Reach For The Sky: Putting Your Small Business Into The Cloud
If you run a small business, then you are likely used to being bombarded with buzzwords from every direction. It can be difficult to sort out the latest fads from legitimate trends in business. Cloud computing is one of these buzzwords that has been making the rounds for several years now, and you may be wondering whether it's all a lot of vapor or if there's any real business substance to it. Luckily, the cloud isn't just another trendy tech term that's being used to sell you products that you don't really need. Cloud computing is here to stay and it offers real benefits to businesses of any size.
What is the Cloud?
There are endless articles describing cloud computing available on the internet, so it isn't worth your time to read yet another lengthy description. The truth is that cloud computing can mean many things, but at its core it is simply the use of internet-based services. This means that instead of running business services from physical infrastructure located at your business, you instead make use of remote, managed services. That's it.

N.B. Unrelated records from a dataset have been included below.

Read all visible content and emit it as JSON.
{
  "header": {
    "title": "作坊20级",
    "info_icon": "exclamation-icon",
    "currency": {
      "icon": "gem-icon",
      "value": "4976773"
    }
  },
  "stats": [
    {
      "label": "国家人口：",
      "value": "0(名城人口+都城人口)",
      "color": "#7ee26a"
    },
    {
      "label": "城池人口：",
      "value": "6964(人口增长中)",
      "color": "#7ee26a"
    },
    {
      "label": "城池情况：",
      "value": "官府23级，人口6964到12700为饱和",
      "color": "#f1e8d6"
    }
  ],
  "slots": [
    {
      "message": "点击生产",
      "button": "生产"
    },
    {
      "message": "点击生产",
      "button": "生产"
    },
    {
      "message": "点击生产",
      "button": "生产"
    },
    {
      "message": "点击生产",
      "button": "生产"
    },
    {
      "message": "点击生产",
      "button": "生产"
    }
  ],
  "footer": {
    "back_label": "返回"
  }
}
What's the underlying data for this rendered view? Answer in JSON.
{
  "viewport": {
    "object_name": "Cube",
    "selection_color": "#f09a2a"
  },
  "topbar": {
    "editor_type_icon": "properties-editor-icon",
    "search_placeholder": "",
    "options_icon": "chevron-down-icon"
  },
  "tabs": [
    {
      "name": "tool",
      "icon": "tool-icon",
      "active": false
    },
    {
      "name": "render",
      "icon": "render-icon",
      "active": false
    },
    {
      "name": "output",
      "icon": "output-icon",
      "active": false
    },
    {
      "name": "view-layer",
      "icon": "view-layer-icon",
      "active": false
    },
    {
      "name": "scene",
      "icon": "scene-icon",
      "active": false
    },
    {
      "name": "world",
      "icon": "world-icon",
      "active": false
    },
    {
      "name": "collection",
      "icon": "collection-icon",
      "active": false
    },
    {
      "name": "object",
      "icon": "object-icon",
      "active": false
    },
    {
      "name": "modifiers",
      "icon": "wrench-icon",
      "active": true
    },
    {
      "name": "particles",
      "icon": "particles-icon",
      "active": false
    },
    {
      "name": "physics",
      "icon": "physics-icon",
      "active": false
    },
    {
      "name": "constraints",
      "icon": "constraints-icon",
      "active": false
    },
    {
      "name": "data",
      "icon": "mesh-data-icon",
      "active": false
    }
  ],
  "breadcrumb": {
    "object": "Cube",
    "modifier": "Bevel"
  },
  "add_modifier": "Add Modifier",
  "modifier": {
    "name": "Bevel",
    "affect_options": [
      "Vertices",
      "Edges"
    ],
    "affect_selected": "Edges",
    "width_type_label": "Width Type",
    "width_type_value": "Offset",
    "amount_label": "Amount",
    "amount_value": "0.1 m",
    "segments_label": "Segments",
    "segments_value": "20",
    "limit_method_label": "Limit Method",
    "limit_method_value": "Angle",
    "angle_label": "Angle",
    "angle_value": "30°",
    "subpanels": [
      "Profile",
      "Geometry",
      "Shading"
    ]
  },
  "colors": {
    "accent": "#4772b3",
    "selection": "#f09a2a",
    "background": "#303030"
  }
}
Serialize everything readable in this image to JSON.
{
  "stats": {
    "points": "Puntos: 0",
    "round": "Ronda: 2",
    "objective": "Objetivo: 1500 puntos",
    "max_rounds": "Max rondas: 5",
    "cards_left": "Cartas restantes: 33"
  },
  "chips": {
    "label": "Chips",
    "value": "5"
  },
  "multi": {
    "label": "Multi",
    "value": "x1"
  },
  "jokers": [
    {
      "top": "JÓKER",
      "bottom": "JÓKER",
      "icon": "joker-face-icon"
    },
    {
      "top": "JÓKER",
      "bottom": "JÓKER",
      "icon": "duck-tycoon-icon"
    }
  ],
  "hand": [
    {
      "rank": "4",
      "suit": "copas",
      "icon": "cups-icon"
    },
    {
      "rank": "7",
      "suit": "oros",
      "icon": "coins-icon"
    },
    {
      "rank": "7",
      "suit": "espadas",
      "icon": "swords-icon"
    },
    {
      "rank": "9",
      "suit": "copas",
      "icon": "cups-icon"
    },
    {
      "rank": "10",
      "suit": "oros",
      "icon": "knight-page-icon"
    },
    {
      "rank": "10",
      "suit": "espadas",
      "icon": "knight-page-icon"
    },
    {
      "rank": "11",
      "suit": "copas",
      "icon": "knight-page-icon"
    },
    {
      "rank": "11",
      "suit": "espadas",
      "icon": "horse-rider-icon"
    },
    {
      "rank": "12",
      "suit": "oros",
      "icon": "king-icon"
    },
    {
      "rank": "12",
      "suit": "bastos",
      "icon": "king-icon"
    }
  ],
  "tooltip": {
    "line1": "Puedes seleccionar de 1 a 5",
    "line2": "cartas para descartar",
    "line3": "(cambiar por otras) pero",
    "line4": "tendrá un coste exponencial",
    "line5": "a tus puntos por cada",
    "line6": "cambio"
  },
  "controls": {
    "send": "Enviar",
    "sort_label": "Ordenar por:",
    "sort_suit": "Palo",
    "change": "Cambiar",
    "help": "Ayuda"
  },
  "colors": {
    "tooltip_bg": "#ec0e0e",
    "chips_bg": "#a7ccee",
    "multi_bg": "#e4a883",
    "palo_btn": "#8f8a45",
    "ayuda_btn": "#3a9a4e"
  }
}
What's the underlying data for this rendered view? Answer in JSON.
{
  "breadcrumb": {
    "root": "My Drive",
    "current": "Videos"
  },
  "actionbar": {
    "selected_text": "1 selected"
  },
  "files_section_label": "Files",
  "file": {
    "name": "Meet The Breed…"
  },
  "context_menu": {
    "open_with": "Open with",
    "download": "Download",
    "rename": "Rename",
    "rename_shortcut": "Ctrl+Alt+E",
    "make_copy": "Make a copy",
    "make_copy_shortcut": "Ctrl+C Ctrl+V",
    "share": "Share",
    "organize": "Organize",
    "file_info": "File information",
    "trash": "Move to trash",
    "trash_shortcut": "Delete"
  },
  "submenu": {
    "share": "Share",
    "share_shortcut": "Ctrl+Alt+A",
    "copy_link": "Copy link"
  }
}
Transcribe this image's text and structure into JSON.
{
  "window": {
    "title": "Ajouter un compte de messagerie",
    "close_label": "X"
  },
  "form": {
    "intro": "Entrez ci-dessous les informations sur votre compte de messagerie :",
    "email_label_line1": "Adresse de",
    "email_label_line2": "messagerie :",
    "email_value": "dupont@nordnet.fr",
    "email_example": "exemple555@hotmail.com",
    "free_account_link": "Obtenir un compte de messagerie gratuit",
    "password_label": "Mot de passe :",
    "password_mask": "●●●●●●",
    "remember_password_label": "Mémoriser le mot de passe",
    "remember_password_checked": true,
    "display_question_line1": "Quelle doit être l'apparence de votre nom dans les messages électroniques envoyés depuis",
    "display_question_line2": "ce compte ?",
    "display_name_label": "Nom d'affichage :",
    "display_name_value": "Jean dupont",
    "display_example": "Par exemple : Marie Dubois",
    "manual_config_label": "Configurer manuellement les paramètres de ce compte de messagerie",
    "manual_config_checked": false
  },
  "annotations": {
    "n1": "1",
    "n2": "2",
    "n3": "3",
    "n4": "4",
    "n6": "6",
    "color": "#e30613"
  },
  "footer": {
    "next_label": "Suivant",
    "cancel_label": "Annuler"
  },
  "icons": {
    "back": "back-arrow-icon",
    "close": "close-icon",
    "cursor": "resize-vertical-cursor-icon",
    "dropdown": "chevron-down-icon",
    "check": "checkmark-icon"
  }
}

Why is Cloud Computing Useful for Small Businesses?
Cloud computing is useful for businesses of all sizes, but small businesses, in particular, can benefit from it. Since the key idea behind cloud computing is the use of remote, managed infrastructure, this means that actually dealing with the technical details is offloaded onto another company. Sounds good, right? If you've worked with technological assets before, then you know that managing even a single network server can be a hassle. This sort of equipment can be great when it's running well, but as soon as something goes wrong you are forced to either deal with the problem yourself or pay for extra support. Even worse, your business operations can suffer from this kind of equipment downtime.
With cloud resources, you are paying another company to manage all of this for you. You make use of the services (which may be anything from network storage to remote servers to email services), but someone else handles the management. If there is a physical hardware problem, your particular services will usually be seamlessly shifted to a different piece of hardware and it is unlikely that you will ever even know that something is wrong. In the case that there is a serious problem resulting in downtime, it can be addressed by experts without the need for you to do anything.
These advantages are why cloud computing has become so popular in recent years, especially for businesses that do not have the resources of huge companies. Most cloud services are either subscription based or pay-for-usage, but these fees are small compared to keeping a full-time IT staff and buying and maintaining physical, on-site equipment.
What Can Cloud Computing Do for Your Business?
This is a trickier question. Part of the reason that cloud computing is often described in such vague terms is that it is truly an umbrella term for a wide variety of services. You generally see terms such as Infrastructure as a Service (IaaS), Platform as a Service (PaaS), and Software as a Service (SaaS) associated with cloud computing resources. These terms describe the type of assets available and refer to how managed the resources are. IaaS is the least managed of these assets and usually refers to rented physical or virtual server instances. Meanwhile, SaaS is the most managed of these assets, and it refers specifically to remote software services.
While these descriptions sound complex, what it really boils down to is this: there is likely a small business cloud support to cover any type of IT infrastructure that you are currently running locally. This can be anything from local email servers to databases to network file storage. Moving these services to the cloud has the potential to save you money, save you time, and ultimately allow you to have more secure and robust IT assets backing your business operations.